Extrasharp: This point is more acute and works best for delicate or tightly woven fabrics.
Ball point: This point is rounded. It is made for knit fabrics: It slips between yarns rather than breaking or snagging them.
Pins come in a range of shaft lengths, thicknesses, and metal content. This information is usually listed on the pin package. It is important to take note of this information for projects that need specific pins. Metal content is not usually an issue unless you live in a damp environment that might cause your pins to rust, or if you are allergic to certain metals.
Here are the three most commonly used garment pin lengths.

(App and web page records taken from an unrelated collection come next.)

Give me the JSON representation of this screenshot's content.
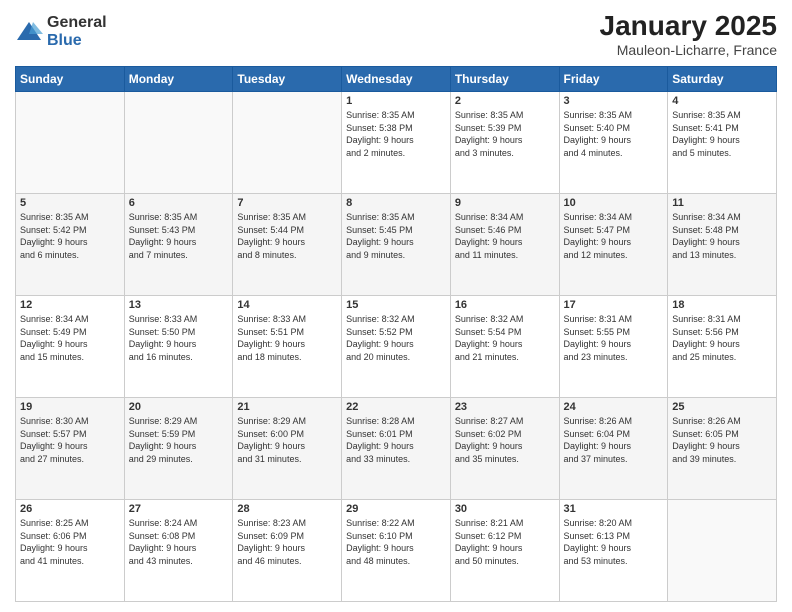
{
  "logo": {
    "general": "General",
    "blue": "Blue"
  },
  "title": "January 2025",
  "location": "Mauleon-Licharre, France",
  "weekdays": [
    "Sunday",
    "Monday",
    "Tuesday",
    "Wednesday",
    "Thursday",
    "Friday",
    "Saturday"
  ],
  "rows": [
    [
      {
        "day": "",
        "info": ""
      },
      {
        "day": "",
        "info": ""
      },
      {
        "day": "",
        "info": ""
      },
      {
        "day": "1",
        "info": "Sunrise: 8:35 AM\nSunset: 5:38 PM\nDaylight: 9 hours\nand 2 minutes."
      },
      {
        "day": "2",
        "info": "Sunrise: 8:35 AM\nSunset: 5:39 PM\nDaylight: 9 hours\nand 3 minutes."
      },
      {
        "day": "3",
        "info": "Sunrise: 8:35 AM\nSunset: 5:40 PM\nDaylight: 9 hours\nand 4 minutes."
      },
      {
        "day": "4",
        "info": "Sunrise: 8:35 AM\nSunset: 5:41 PM\nDaylight: 9 hours\nand 5 minutes."
      }
    ],
    [
      {
        "day": "5",
        "info": "Sunrise: 8:35 AM\nSunset: 5:42 PM\nDaylight: 9 hours\nand 6 minutes."
      },
      {
        "day": "6",
        "info": "Sunrise: 8:35 AM\nSunset: 5:43 PM\nDaylight: 9 hours\nand 7 minutes."
      },
      {
        "day": "7",
        "info": "Sunrise: 8:35 AM\nSunset: 5:44 PM\nDaylight: 9 hours\nand 8 minutes."
      },
      {
        "day": "8",
        "info": "Sunrise: 8:35 AM\nSunset: 5:45 PM\nDaylight: 9 hours\nand 9 minutes."
      },
      {
        "day": "9",
        "info": "Sunrise: 8:34 AM\nSunset: 5:46 PM\nDaylight: 9 hours\nand 11 minutes."
      },
      {
        "day": "10",
        "info": "Sunrise: 8:34 AM\nSunset: 5:47 PM\nDaylight: 9 hours\nand 12 minutes."
      },
      {
        "day": "11",
        "info": "Sunrise: 8:34 AM\nSunset: 5:48 PM\nDaylight: 9 hours\nand 13 minutes."
      }
    ],
    [
      {
        "day": "12",
        "info": "Sunrise: 8:34 AM\nSunset: 5:49 PM\nDaylight: 9 hours\nand 15 minutes."
      },
      {
        "day": "13",
        "info": "Sunrise: 8:33 AM\nSunset: 5:50 PM\nDaylight: 9 hours\nand 16 minutes."
      },
      {
        "day": "14",
        "info": "Sunrise: 8:33 AM\nSunset: 5:51 PM\nDaylight: 9 hours\nand 18 minutes."
      },
      {
        "day": "15",
        "info": "Sunrise: 8:32 AM\nSunset: 5:52 PM\nDaylight: 9 hours\nand 20 minutes."
      },
      {
        "day": "16",
        "info": "Sunrise: 8:32 AM\nSunset: 5:54 PM\nDaylight: 9 hours\nand 21 minutes."
      },
      {
        "day": "17",
        "info": "Sunrise: 8:31 AM\nSunset: 5:55 PM\nDaylight: 9 hours\nand 23 minutes."
      },
      {
        "day": "18",
        "info": "Sunrise: 8:31 AM\nSunset: 5:56 PM\nDaylight: 9 hours\nand 25 minutes."
      }
    ],
    [
      {
        "day": "19",
        "info": "Sunrise: 8:30 AM\nSunset: 5:57 PM\nDaylight: 9 hours\nand 27 minutes."
      },
      {
        "day": "20",
        "info": "Sunrise: 8:29 AM\nSunset: 5:59 PM\nDaylight: 9 hours\nand 29 minutes."
      },
      {
        "day": "21",
        "info": "Sunrise: 8:29 AM\nSunset: 6:00 PM\nDaylight: 9 hours\nand 31 minutes."
      },
      {
        "day": "22",
        "info": "Sunrise: 8:28 AM\nSunset: 6:01 PM\nDaylight: 9 hours\nand 33 minutes."
      },
      {
        "day": "23",
        "info": "Sunrise: 8:27 AM\nSunset: 6:02 PM\nDaylight: 9 hours\nand 35 minutes."
      },
      {
        "day": "24",
        "info": "Sunrise: 8:26 AM\nSunset: 6:04 PM\nDaylight: 9 hours\nand 37 minutes."
      },
      {
        "day": "25",
        "info": "Sunrise: 8:26 AM\nSunset: 6:05 PM\nDaylight: 9 hours\nand 39 minutes."
      }
    ],
    [
      {
        "day": "26",
        "info": "Sunrise: 8:25 AM\nSunset: 6:06 PM\nDaylight: 9 hours\nand 41 minutes."
      },
      {
        "day": "27",
        "info": "Sunrise: 8:24 AM\nSunset: 6:08 PM\nDaylight: 9 hours\nand 43 minutes."
      },
      {
        "day": "28",
        "info": "Sunrise: 8:23 AM\nSunset: 6:09 PM\nDaylight: 9 hours\nand 46 minutes."
      },
      {
        "day": "29",
        "info": "Sunrise: 8:22 AM\nSunset: 6:10 PM\nDaylight: 9 hours\nand 48 minutes."
      },
      {
        "day": "30",
        "info": "Sunrise: 8:21 AM\nSunset: 6:12 PM\nDaylight: 9 hours\nand 50 minutes."
      },
      {
        "day": "31",
        "info": "Sunrise: 8:20 AM\nSunset: 6:13 PM\nDaylight: 9 hours\nand 53 minutes."
      },
      {
        "day": "",
        "info": ""
      }
    ]
  ]
}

Appliqué/sequin: The shortest pins, these range from 1/2 inch to 3/4 inch. Use them to secure appliqués; they’re too short to hold full garment sections together.
Dressmaker/all-purpose: These are the most commonly used and range from 1 1/16 inch to 1 1/2 inch.

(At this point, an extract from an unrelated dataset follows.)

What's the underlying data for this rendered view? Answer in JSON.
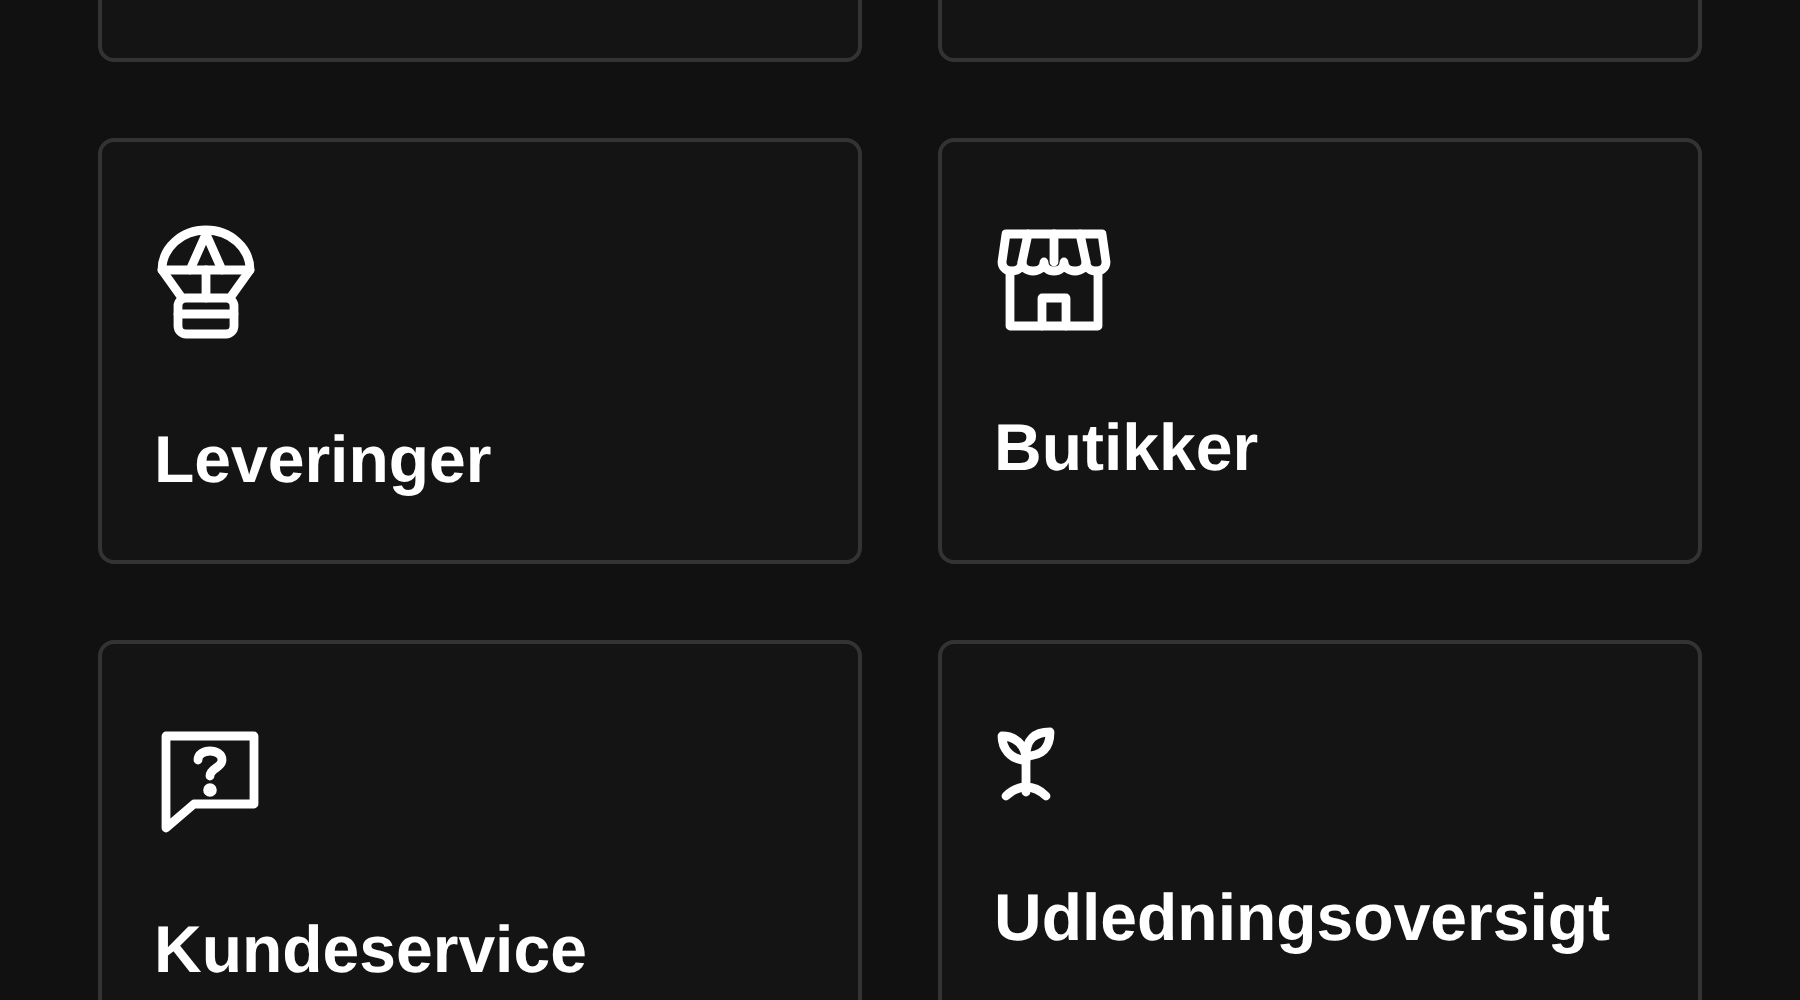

Quilting: These are the longest and range from 1 1/2 inch to 2 inches.
Pin thickness varies and should be chosen for the weight and type of fabric you are sewing.

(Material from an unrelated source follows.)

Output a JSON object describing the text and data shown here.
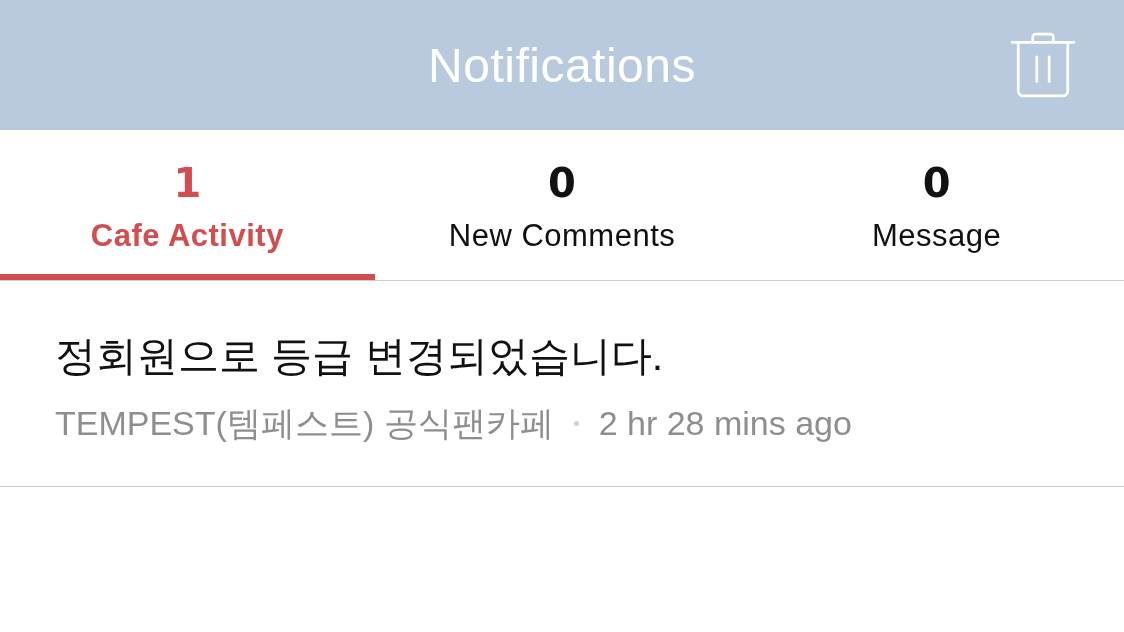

0.4 mm: the thinnest
0.8 mm: labeled “extra-fine” or “silk”
0.6 mm: labeled fine and the most “all-purpose” pin
0.7 mm and 0.8 mm: the thickest and can be hard to find
The metal content is important if you are allergic to certain metals or live in a damp environment. Nickel plated pins are the most rust resistant but any pin can rust if its shaft is scratched. It is best not to leave items pinned over a long period of time. Many pins contain nickel, which can be a common allergen; be sure to check the labels if you have an allergy.
As a home sewer, you really only need three pin types. Crafters and quilters might need a different assortment of pins.
Glass-head pins: 1 1/16 inch long, heads will not melt, and easily pins thick layers.
Silk pins: 1 1/16 inch long, come in a variety of sizes including extrafine and nickel-plated, and can have glass or plastic heads.
Ball-point pins: 1 1/16 inch long, come in a variety of sizes, nickel-plated. They are made for knit fabric and will not split or break the fabric threads.
• Now that you have your selection of pins, it is a good idea to keep them separated. Remove all the needles, safety pins, and other extraneous objects from the pins. While you’re cleaning up, remove all the bent pins. I am not sure why we put them back, but they belong in the trash as soon as they bend.
• You can keep your pins in individual tins, plastic containers, or separate pincushions. Do what works best for you. Mini GRABBIT magnetic pincushions work well; give each type of pin its own color. If you are like me and do not use a magnetic pincushion, a magnet wand is a good notion to have for when you accidentally dump your pins all over the floor. I have learned it is much easier than picking them up one by one.
• It is always best to use the right pin for the fabric you are working with: The right pin keeps you from leaving a pin mark or hole, or causing a pulled thread in your project.
Do you have a favorite pin or a pin story share? I know I have had a few pin catastrophes, not to mention hours looking for my cushion that sprouted legs and wandered off. Tell us in the comments or send us your pinning tips at TH@taunton.com.